Collected data entries
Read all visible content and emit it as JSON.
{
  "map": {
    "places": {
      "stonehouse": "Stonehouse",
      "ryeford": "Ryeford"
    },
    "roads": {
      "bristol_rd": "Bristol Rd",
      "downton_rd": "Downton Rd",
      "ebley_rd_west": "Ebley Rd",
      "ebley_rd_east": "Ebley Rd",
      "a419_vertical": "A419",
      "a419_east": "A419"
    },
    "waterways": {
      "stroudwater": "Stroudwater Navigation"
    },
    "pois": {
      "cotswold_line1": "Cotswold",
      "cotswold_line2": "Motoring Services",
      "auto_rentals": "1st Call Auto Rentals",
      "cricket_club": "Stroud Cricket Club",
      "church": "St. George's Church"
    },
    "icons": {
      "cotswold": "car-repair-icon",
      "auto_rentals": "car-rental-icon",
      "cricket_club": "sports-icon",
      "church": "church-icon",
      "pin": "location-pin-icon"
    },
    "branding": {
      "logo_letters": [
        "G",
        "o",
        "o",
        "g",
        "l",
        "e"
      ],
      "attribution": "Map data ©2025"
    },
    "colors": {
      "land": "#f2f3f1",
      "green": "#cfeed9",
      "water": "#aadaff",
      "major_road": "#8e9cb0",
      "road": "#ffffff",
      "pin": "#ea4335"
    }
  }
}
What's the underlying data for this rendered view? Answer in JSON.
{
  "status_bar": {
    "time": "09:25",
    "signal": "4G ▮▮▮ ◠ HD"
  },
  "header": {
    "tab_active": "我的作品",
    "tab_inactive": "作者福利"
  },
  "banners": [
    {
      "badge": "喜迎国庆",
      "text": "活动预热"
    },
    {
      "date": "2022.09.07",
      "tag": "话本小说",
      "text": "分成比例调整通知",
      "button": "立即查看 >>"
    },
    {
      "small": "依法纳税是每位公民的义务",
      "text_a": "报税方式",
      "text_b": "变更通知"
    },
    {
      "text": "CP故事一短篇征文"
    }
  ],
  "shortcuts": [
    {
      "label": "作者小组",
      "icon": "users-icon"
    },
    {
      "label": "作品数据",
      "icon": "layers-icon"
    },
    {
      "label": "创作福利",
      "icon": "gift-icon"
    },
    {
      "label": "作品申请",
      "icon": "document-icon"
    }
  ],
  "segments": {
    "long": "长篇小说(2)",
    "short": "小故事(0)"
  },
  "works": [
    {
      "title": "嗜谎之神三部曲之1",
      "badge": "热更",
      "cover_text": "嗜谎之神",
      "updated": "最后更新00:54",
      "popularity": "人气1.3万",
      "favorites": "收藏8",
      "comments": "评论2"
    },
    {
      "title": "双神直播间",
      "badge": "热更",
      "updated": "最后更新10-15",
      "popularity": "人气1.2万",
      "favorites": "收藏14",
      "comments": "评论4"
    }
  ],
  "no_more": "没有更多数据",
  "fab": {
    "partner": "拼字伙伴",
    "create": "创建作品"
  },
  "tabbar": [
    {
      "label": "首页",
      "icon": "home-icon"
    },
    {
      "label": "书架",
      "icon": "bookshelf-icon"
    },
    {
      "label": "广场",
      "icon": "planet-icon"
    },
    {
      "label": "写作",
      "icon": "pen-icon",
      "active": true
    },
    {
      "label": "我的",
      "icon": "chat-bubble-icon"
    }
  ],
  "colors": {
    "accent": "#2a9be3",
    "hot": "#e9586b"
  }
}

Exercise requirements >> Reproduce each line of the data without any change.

Task result >>
Read all visible content and emit it as JSON.
{
  "map": {
    "places": {
      "stonehouse": "Stonehouse",
      "ryeford": "Ryeford"
    },
    "roads": {
      "bristol_rd": "Bristol Rd",
      "downton_rd": "Downton Rd",
      "ebley_rd_west": "Ebley Rd",
      "ebley_rd_east": "Ebley Rd",
      "a419_vertical": "A419",
      "a419_east": "A419"
    },
    "waterways": {
      "stroudwater": "Stroudwater Navigation"
    },
    "pois": {
      "cotswold_line1": "Cotswold",
      "cotswold_line2": "Motoring Services",
      "auto_rentals": "1st Call Auto Rentals",
      "cricket_club": "Stroud Cricket Club",
      "church": "St. George's Church"
    },
    "icons": {
      "cotswold": "car-repair-icon",
      "auto_rentals": "car-rental-icon",
      "cricket_club": "sports-icon",
      "church": "church-icon",
      "pin": "location-pin-icon"
    },
    "branding": {
      "logo_letters": [
        "G",
        "o",
        "o",
        "g",
        "l",
        "e"
      ],
      "attribution": "Map data ©2025"
    },
    "colors": {
      "land": "#f2f3f1",
      "green": "#cfeed9",
      "water": "#aadaff",
      "major_road": "#8e9cb0",
      "road": "#ffffff",
      "pin": "#ea4335"
    }
  }
}
What's the underlying data for this rendered view? Answer in JSON.
{
  "status_bar": {
    "time": "09:25",
    "signal": "4G ▮▮▮ ◠ HD"
  },
  "header": {
    "tab_active": "我的作品",
    "tab_inactive": "作者福利"
  },
  "banners": [
    {
      "badge": "喜迎国庆",
      "text": "活动预热"
    },
    {
      "date": "2022.09.07",
      "tag": "话本小说",
      "text": "分成比例调整通知",
      "button": "立即查看 >>"
    },
    {
      "small": "依法纳税是每位公民的义务",
      "text_a": "报税方式",
      "text_b": "变更通知"
    },
    {
      "text": "CP故事一短篇征文"
    }
  ],
  "shortcuts": [
    {
      "label": "作者小组",
      "icon": "users-icon"
    },
    {
      "label": "作品数据",
      "icon": "layers-icon"
    },
    {
      "label": "创作福利",
      "icon": "gift-icon"
    },
    {
      "label": "作品申请",
      "icon": "document-icon"
    }
  ],
  "segments": {
    "long": "长篇小说(2)",
    "short": "小故事(0)"
  },
  "works": [
    {
      "title": "嗜谎之神三部曲之1",
      "badge": "热更",
      "cover_text": "嗜谎之神",
      "updated": "最后更新00:54",
      "popularity": "人气1.3万",
      "favorites": "收藏8",
      "comments": "评论2"
    },
    {
      "title": "双神直播间",
      "badge": "热更",
      "updated": "最后更新10-15",
      "popularity": "人气1.2万",
      "favorites": "收藏14",
      "comments": "评论4"
    }
  ],
  "no_more": "没有更多数据",
  "fab": {
    "partner": "拼字伙伴",
    "create": "创建作品"
  },
  "tabbar": [
    {
      "label": "首页",
      "icon": "home-icon"
    },
    {
      "label": "书架",
      "icon": "bookshelf-icon"
    },
    {
      "label": "广场",
      "icon": "planet-icon"
    },
    {
      "label": "写作",
      "icon": "pen-icon",
      "active": true
    },
    {
      "label": "我的",
      "icon": "chat-bubble-icon"
    }
  ],
  "colors": {
    "accent": "#2a9be3",
    "hot": "#e9586b"
  }
}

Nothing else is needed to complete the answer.